Accounting consultations are coming thick and fast right now. First, we had one on sustainability reporting from the International Financial Reporting Standards Foundation. Then we had one on the future of Companies House and UK accounts reporting. At the end of last week the filing deadline for another past. This was from the Financial Reporting Council on the future of corporate reporting.
You could have been forgiven for missing this last consultation. The FRC did not even list it on their own open consultations page as it was ongoing. However, my colleague Adam Leaver and I did notice it, and got a long (33 page) submission in, which will be the subject of a number of blog posts because of the significance of the issues it raised.
We raised objection to most of the proposals that the FRC made, all of which they claimed were intended to address the need for stakeholder reporting in the future, so expanding the range of financial reporting. Or so they claimed.
But there were real problems with their proposal. The first was that they proposed retaining the existing accounts of a company as the core report within their new framework. When the whole problem is that those accounts are not delivering that was not a good opening gambit. As Adam and I said in our submission:
At the heart of [your] proposed new reporting framework are the existing financial statements of the Public Interest Entity (PIE) as prepared under IFRS without seeking to reform the required disclosures within them in any apparent way. These financial statements are not produced to meet existing shareholder needs, as we have shown in this submission. Nor do they meet the needs of almost any other stakeholder. To do so substantial reform of their content would be required. As such at the heart of the proposal is a failed mechanism of accounting and that means that the proposed reporting will fail to deliver what is required by the stakeholders of PIEs.
Second they proposed additional reporting, using this schematic:
The problem is threefold. That's partly because they do not say if these additional reports will be audited. In that case who knows what value they might have?
Then they make clear that in effect these are additional reports. They commit the sin described in the recent Dasgupta report for HM Treasury, in which it is made clear that the core problem in tackling our climate and biodiversity crises is the continuing assumption that nature is external to our economy, and even accounting, when actually it is integral to it. The concept of the public interest report, which might address sustainability issues but from outside the accounts, is simply wrong for this reason.
And on top of these failings, they claim that these reports will be 'stakeholder neutral'.
This claim of stakeholder neutrality is the core failing in the FRC report. They say:
We propose a network of interconnected reports to unbundle existing reporting. The reporting network would be centred around a stakeholder-neutral Business Report designed to facilitate better communication with a range of users.
But then they add (elsewhere in the report, and almost as an afterthought):
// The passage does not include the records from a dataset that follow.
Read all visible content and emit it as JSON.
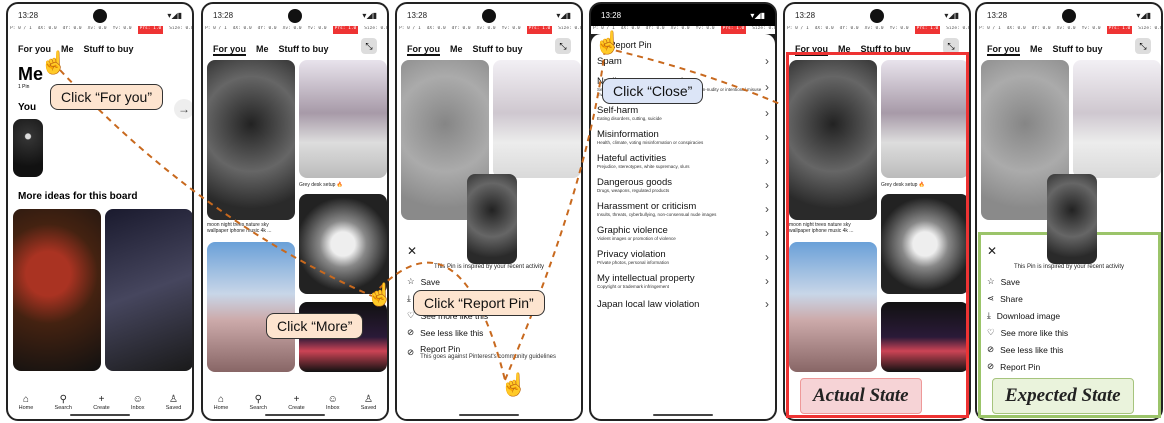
{
  "status": {
    "time": "13:28"
  },
  "debug": {
    "p": "P: 0 / 1",
    "dx": "dX: 0.0",
    "dy": "dY: 0.0",
    "xv": "Xv: 0.0",
    "yv": "Yv: 0.0",
    "prs": "Prs: 1.0",
    "size": "Size: 0.0"
  },
  "tabs": {
    "for_you": "For you",
    "me": "Me",
    "stuff": "Stuff to buy"
  },
  "panel1": {
    "title": "Me",
    "subtitle": "1 Pin",
    "section_partial": "You",
    "more_ideas": "More ideas for this board"
  },
  "nav": {
    "home": "Home",
    "search": "Search",
    "create": "Create",
    "inbox": "Inbox",
    "saved": "Saved"
  },
  "captions": {
    "grey_desk": "Grey desk setup 🔥",
    "moon_night": "moon night trees nature sky wallpaper iphone music 4k ..."
  },
  "sheet": {
    "inspired": "This Pin is inspired by your recent activity",
    "save": "Save",
    "share": "Share",
    "download": "Download image",
    "see_more": "See more like this",
    "see_less": "See less like this",
    "report": "Report Pin",
    "report_desc": "This goes against Pinterest's community guidelines"
  },
  "report": {
    "header": "Report Pin",
    "items": [
      {
        "t": "Spam",
        "d": ""
      },
      {
        "t": "Nudity or pornography",
        "d": "Sexually explicit content involving adults or nudity, non-nudity or intentional misuse involving minors"
      },
      {
        "t": "Self-harm",
        "d": "Eating disorders, cutting, suicide"
      },
      {
        "t": "Misinformation",
        "d": "Health, climate, voting misinformation or conspiracies"
      },
      {
        "t": "Hateful activities",
        "d": "Prejudice, stereotypes, white supremacy, slurs"
      },
      {
        "t": "Dangerous goods",
        "d": "Drugs, weapons, regulated products"
      },
      {
        "t": "Harassment or criticism",
        "d": "Insults, threats, cyberbullying, non-consensual nude images"
      },
      {
        "t": "Graphic violence",
        "d": "Violent images or promotion of violence"
      },
      {
        "t": "Privacy violation",
        "d": "Private photos, personal information"
      },
      {
        "t": "My intellectual property",
        "d": "Copyright or trademark infringement"
      },
      {
        "t": "Japan local law violation",
        "d": ""
      }
    ]
  },
  "callouts": {
    "for_you": "Click “For you”",
    "more": "Click “More”",
    "report": "Click “Report Pin”",
    "close": "Click “Close”"
  },
  "labels": {
    "actual": "Actual State",
    "expected": "Expected State"
  }
}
In our view, it is for the company to determine its key stakeholders.
As Adam and I said in our submission:
Because it is suggested that the entities creating the new reports that are proposed might define their own stakeholders, and might pursue their own view of those stakeholder’s needs, the essential discipline that is required to ensure that stakeholder needs are met in future corporate reporting are absent from the proposals made.
We think that this should be obvious. Senior management of an organisation are, of course, stakeholders of it, with a decided vested interest in its activities. To assume that they might be stakeholder neutral is naive, at best. They are not. In that case it is impossible that they could produce stakeholder neutral reporting without an external agency ensuring that they have achieved this goal to set standards.
Our proposal to address this was that the FRC should:
- Define stakeholders as part of the standard-setting process;
- Define basic stakeholder need that must be met as part of that same process;
- Require that auditors provide the information that stakeholders require from a PIE if the entity will not do so itself, and that they use their judgement to determine what that need is if they consider it extends beyond the minimum required by standards;
- Incorporate all this data into a single audited report;
- Require that the PIE’s reporting embrace the external risks that it creates to those with whom it might have a liability in tort as well as in contract law;
- Reframe the reporting requirements of PIEs to reflect their status as entities of macroeconomic, rather than microeconomic significance;
- Require that the PIE report on the activities of all its subsidiaries in full, free of charge and on pubic record;
- Require that the PIE produce full country-by-country reporting;
- Require that the PIE account for climate change on its balance sheet rather than off-balance sheet.
If this as done we might get decent financial reporting for all the stakeholders of a company, which is what the Corporate Accountability Network wants. But we are a very long way from that as yet.